TASK PROMPT | Set down the data below word for word, and leave the images aside.

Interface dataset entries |
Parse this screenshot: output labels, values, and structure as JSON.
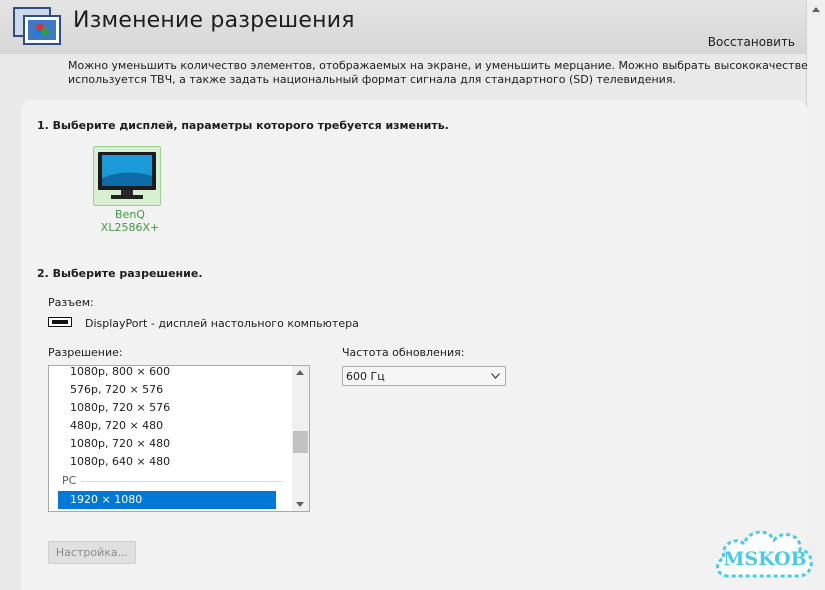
{
  "header": {
    "title": "Изменение разрешения",
    "restore_link": "Восстановить"
  },
  "description": {
    "line1": "Можно уменьшить количество элементов, отображаемых на экране, и уменьшить мерцание. Можно выбрать высококачественный (HD) формат",
    "line2": "используется ТВЧ, а также задать национальный формат сигнала для стандартного (SD) телевидения."
  },
  "step1": {
    "title": "1. Выберите дисплей, параметры которого требуется изменить.",
    "display_name": "BenQ XL2586X+"
  },
  "step2": {
    "title": "2. Выберите разрешение.",
    "connector_label": "Разъем:",
    "connector_value": "DisplayPort - дисплей настольного компьютера",
    "resolution_label": "Разрешение:",
    "refresh_label": "Частота обновления:",
    "refresh_value": "600 Гц",
    "resolutions": [
      "1080p, 800 × 600",
      "576p, 720 × 576",
      "1080p, 720 × 576",
      "480p, 720 × 480",
      "1080p, 720 × 480",
      "1080p, 640 × 480"
    ],
    "group_label": "PC",
    "selected_resolution": "1920 × 1080",
    "settings_button": "Настройка..."
  },
  "watermark": {
    "text": "MSKOB"
  },
  "colors": {
    "selection": "#0078d7",
    "display_name": "#3c9b3c",
    "watermark": "#4cc9e6"
  }
}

TASK RESULT |
Parse this screenshot: output labels, values, and structure as JSON.
{
  "header": {
    "title": "Изменение разрешения",
    "restore_link": "Восстановить"
  },
  "description": {
    "line1": "Можно уменьшить количество элементов, отображаемых на экране, и уменьшить мерцание. Можно выбрать высококачественный (HD) формат",
    "line2": "используется ТВЧ, а также задать национальный формат сигнала для стандартного (SD) телевидения."
  },
  "step1": {
    "title": "1. Выберите дисплей, параметры которого требуется изменить.",
    "display_name": "BenQ XL2586X+"
  },
  "step2": {
    "title": "2. Выберите разрешение.",
    "connector_label": "Разъем:",
    "connector_value": "DisplayPort - дисплей настольного компьютера",
    "resolution_label": "Разрешение:",
    "refresh_label": "Частота обновления:",
    "refresh_value": "600 Гц",
    "resolutions": [
      "1080p, 800 × 600",
      "576p, 720 × 576",
      "1080p, 720 × 576",
      "480p, 720 × 480",
      "1080p, 720 × 480",
      "1080p, 640 × 480"
    ],
    "group_label": "PC",
    "selected_resolution": "1920 × 1080",
    "settings_button": "Настройка..."
  },
  "watermark": {
    "text": "MSKOB"
  },
  "colors": {
    "selection": "#0078d7",
    "display_name": "#3c9b3c",
    "watermark": "#4cc9e6"
  }
}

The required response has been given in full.